### Your goal
Nothing but the lines holding the string "black" should appear in the answer. Copy them from the entries.

### Supplied records

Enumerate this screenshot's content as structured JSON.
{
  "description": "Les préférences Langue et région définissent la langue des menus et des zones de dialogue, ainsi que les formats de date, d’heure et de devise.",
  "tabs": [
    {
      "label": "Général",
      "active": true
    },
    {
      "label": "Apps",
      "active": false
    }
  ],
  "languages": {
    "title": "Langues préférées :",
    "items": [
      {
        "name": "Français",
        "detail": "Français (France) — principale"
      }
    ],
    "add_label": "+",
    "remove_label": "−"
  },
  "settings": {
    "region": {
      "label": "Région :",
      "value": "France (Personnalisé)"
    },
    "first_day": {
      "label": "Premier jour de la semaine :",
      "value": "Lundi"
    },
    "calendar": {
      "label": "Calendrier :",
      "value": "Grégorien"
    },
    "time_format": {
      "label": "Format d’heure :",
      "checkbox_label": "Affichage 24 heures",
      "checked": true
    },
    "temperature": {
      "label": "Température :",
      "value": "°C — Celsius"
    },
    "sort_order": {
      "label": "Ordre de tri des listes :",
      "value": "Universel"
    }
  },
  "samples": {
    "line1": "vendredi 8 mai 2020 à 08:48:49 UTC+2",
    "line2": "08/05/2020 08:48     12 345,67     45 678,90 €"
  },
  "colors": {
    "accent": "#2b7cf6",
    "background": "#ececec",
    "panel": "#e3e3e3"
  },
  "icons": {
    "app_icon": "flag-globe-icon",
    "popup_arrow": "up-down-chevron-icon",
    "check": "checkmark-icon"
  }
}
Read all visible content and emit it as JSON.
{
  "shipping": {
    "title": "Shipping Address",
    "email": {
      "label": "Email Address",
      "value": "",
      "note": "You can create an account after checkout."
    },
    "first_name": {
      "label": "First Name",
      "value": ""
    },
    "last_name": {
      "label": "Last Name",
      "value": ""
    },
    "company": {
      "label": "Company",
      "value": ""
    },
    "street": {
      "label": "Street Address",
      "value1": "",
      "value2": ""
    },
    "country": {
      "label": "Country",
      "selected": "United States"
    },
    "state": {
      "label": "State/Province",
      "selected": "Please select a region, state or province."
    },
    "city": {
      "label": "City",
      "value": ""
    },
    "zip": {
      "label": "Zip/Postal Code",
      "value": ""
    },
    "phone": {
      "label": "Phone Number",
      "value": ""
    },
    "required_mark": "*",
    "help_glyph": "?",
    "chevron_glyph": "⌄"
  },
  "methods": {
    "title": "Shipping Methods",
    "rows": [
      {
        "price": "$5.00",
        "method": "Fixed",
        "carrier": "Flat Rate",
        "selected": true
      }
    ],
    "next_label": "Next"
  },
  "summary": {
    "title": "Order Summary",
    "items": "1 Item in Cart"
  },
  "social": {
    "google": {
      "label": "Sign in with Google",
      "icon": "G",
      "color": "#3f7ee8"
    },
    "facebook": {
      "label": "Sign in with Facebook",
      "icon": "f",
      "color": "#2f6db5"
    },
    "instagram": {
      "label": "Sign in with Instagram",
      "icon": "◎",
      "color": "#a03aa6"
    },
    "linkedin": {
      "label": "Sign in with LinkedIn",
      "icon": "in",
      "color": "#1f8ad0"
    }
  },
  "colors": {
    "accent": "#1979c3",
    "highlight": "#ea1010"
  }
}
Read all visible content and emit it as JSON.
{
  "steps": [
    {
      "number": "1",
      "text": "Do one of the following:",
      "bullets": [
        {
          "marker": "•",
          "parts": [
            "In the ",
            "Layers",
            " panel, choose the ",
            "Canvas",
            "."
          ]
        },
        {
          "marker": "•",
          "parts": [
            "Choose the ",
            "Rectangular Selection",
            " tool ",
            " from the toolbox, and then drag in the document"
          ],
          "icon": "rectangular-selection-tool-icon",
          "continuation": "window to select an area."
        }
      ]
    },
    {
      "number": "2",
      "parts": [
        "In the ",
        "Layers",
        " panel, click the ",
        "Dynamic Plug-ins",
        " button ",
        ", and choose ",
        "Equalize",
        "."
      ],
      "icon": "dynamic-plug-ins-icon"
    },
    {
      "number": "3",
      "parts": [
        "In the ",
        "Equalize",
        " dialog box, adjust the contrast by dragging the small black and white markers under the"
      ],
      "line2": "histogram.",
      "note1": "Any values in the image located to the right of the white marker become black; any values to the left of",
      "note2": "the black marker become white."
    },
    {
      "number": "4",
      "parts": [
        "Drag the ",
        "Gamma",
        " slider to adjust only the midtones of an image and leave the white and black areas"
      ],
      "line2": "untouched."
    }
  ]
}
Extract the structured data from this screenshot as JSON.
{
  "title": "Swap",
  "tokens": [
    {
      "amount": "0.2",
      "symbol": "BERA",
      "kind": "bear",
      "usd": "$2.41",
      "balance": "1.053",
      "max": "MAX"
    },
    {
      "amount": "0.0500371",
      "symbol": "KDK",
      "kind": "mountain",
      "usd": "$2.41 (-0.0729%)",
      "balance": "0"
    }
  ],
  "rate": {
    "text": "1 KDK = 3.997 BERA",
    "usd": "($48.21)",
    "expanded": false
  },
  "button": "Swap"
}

### Exercise result
        " dialog box, adjust the contrast by dragging the small black and white markers under the"
      "note1": "Any values in the image located to the right of the white marker become black; any values to the left of",
      "note2": "the black marker become white."
        " slider to adjust only the midtones of an image and leave the white and black areas"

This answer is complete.